Worley says contractors with access to the electrical grid can now consider that option to further reduce fuel costs and on-site emissions. “We offer dual power options on our track screens and crushers, enabling them to be powered by electric or diesel power,” he says of Astec’s tracked product line.

Stewart points to advances in screening effectiveness as a focus of research and development at Screen Machine. “Whatever they are crushing and screening—aggregates, concrete and asphalt or demolition material—customers obviously want to make use of as much of the material as possible,” he remarks.

“That has driven demand for recirculating impact crushers and triple-deck screeners, which allow the material to be processed to more refined sizing,” adds Stewart.

Gathering and interpreting data is another evolving consideration, according to Stewart. “Telematics play an increasingly important role. Customers want to be able to monitor exactly how much material they are processing on an hourly and daily basis.”

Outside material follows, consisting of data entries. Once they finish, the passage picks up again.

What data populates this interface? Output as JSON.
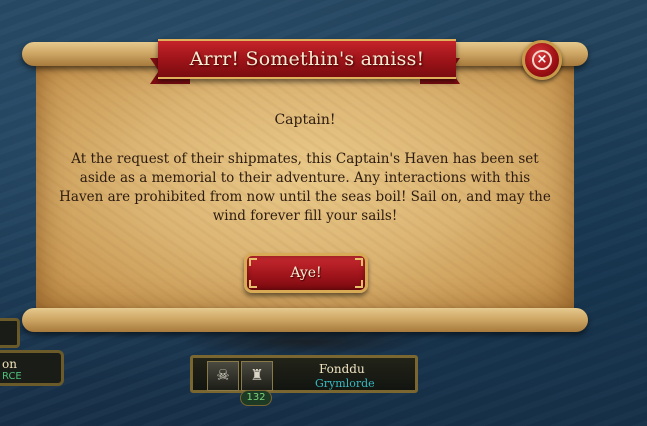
{
  "dialog": {
    "title": "Arrr! Somethin's amiss!",
    "heading": "Captain!",
    "message": "At the request of their shipmates, this Captain's Haven has been set aside as a memorial to their adventure. Any interactions with this Haven are prohibited from now until the seas boil! Sail on, and may the wind forever fill your sails!",
    "confirm_label": "Aye!",
    "close_icon": "close-icon",
    "close_glyph": "×"
  },
  "background_hud": {
    "left_plate": {
      "name_fragment": "on",
      "tag_fragment": "RCE"
    },
    "player": {
      "name": "Fonddu",
      "guild": "Grymlorde",
      "level": "132",
      "portrait_icons": [
        "skull-icon",
        "pirate-icon"
      ]
    }
  },
  "colors": {
    "banner_red": "#9b1318",
    "parchment": "#dcb574",
    "gold_trim": "#d8aa55",
    "guild_teal": "#36b9c2",
    "level_green": "#7bd37a"
  }
}
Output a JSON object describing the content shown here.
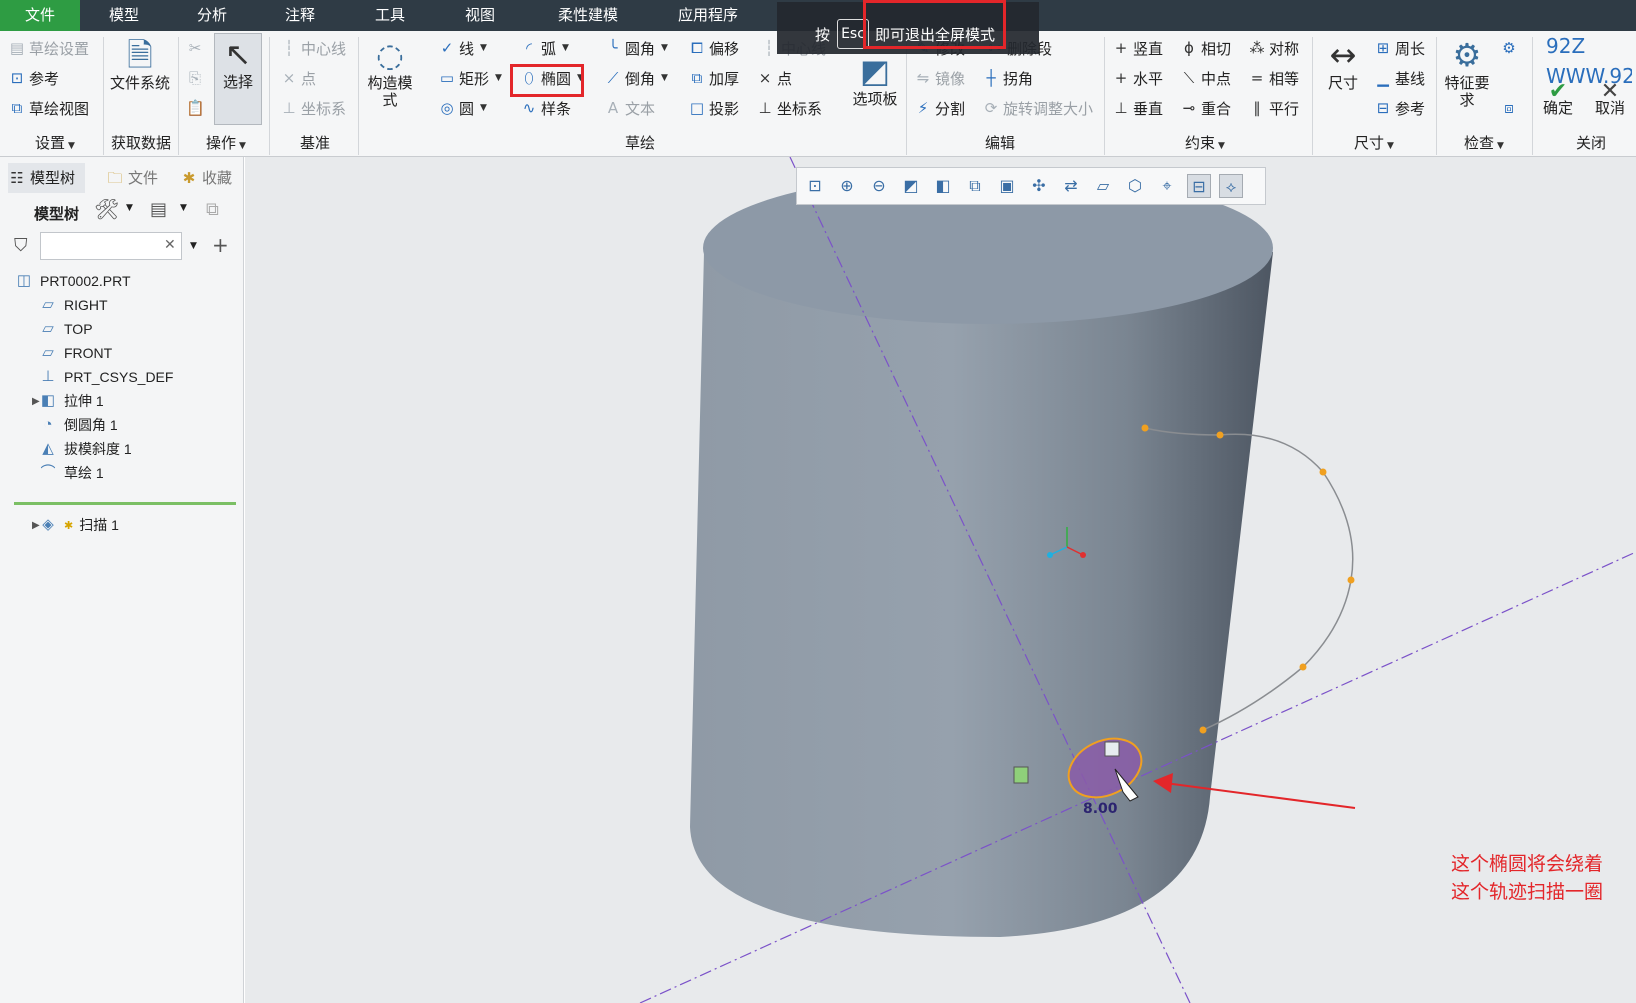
{
  "menubar": {
    "items": [
      "文件",
      "模型",
      "分析",
      "注释",
      "工具",
      "视图",
      "柔性建模",
      "应用程序"
    ]
  },
  "esc_overlay": {
    "press": "按",
    "key": "Esc",
    "message": "即可退出全屏模式"
  },
  "ribbon": {
    "settings": {
      "sketch_setup": "草绘设置",
      "references": "参考",
      "sketch_view": "草绘视图",
      "title": "设置"
    },
    "get_data": {
      "file_system": "文件系统",
      "title": "获取数据"
    },
    "operations": {
      "select": "选择",
      "title": "操作"
    },
    "datum": {
      "centerline": "中心线",
      "point": "点",
      "csys": "坐标系",
      "title": "基准"
    },
    "construction": {
      "label": "构造模式"
    },
    "sketching": {
      "line": "线",
      "arc": "弧",
      "fillet": "圆角",
      "offset": "偏移",
      "centerline": "中心线",
      "rectangle": "矩形",
      "ellipse": "椭圆",
      "chamfer": "倒角",
      "thicken": "加厚",
      "point": "点",
      "circle": "圆",
      "spline": "样条",
      "text": "文本",
      "project": "投影",
      "csys": "坐标系",
      "palette": "选项板",
      "title": "草绘"
    },
    "editing": {
      "modify": "修改",
      "delete_segment": "删除段",
      "mirror": "镜像",
      "corner": "拐角",
      "divide": "分割",
      "rotate_resize": "旋转调整大小",
      "title": "编辑"
    },
    "constraints": {
      "vertical": "竖直",
      "tangent": "相切",
      "symmetric": "对称",
      "horizontal": "水平",
      "midpoint": "中点",
      "equal": "相等",
      "perpendicular": "垂直",
      "coincident": "重合",
      "parallel": "平行",
      "title": "约束"
    },
    "dimension": {
      "dimension": "尺寸",
      "perimeter": "周长",
      "baseline": "基线",
      "reference": "参考",
      "title": "尺寸"
    },
    "inspect": {
      "feature_req": "特征要求",
      "title": "检查"
    },
    "close": {
      "ok": "确定",
      "cancel": "取消",
      "title": "关闭",
      "watermark": "92Z\nWWW.92"
    }
  },
  "left_panel": {
    "tabs": [
      "模型树",
      "文件",
      "收藏"
    ],
    "header": "模型树",
    "search_placeholder": "",
    "tree": [
      {
        "label": "PRT0002.PRT",
        "icon": "part-icon"
      },
      {
        "label": "RIGHT",
        "icon": "plane-icon"
      },
      {
        "label": "TOP",
        "icon": "plane-icon"
      },
      {
        "label": "FRONT",
        "icon": "plane-icon"
      },
      {
        "label": "PRT_CSYS_DEF",
        "icon": "csys-icon"
      },
      {
        "label": "拉伸 1",
        "icon": "extrude-icon"
      },
      {
        "label": "倒圆角 1",
        "icon": "round-icon"
      },
      {
        "label": "拔模斜度 1",
        "icon": "draft-icon"
      },
      {
        "label": "草绘 1",
        "icon": "sketch-icon"
      },
      {
        "label": "扫描 1",
        "icon": "sweep-icon"
      }
    ]
  },
  "viewport": {
    "dimension_value": "8.00",
    "annotation": "这个椭圆将会绕着\n这个轨迹扫描一圈"
  },
  "colors": {
    "highlight": "#e3262a",
    "menubar": "#2f3b45",
    "file_tab": "#2e9c43",
    "model": "#8a95a1"
  }
}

The rebound in the U.S. economy after the impacts of COVID-19 and restrictions in 2020 means most contractors have busy schedules again. For that activity to pay off, notes Jordan, equipment suppliers will need to continue to help contractors do the job efficiently.

“Today’s contractors are operating on razor thin margins on a lot of jobs, so when we can prove our tracked-mounted equipment puts more money in their pocket, it’s a safe bet they will fully appreciate these machines,” states Jordan.

The author is a senior editor with the Recycling Today Media Group who can be contacted at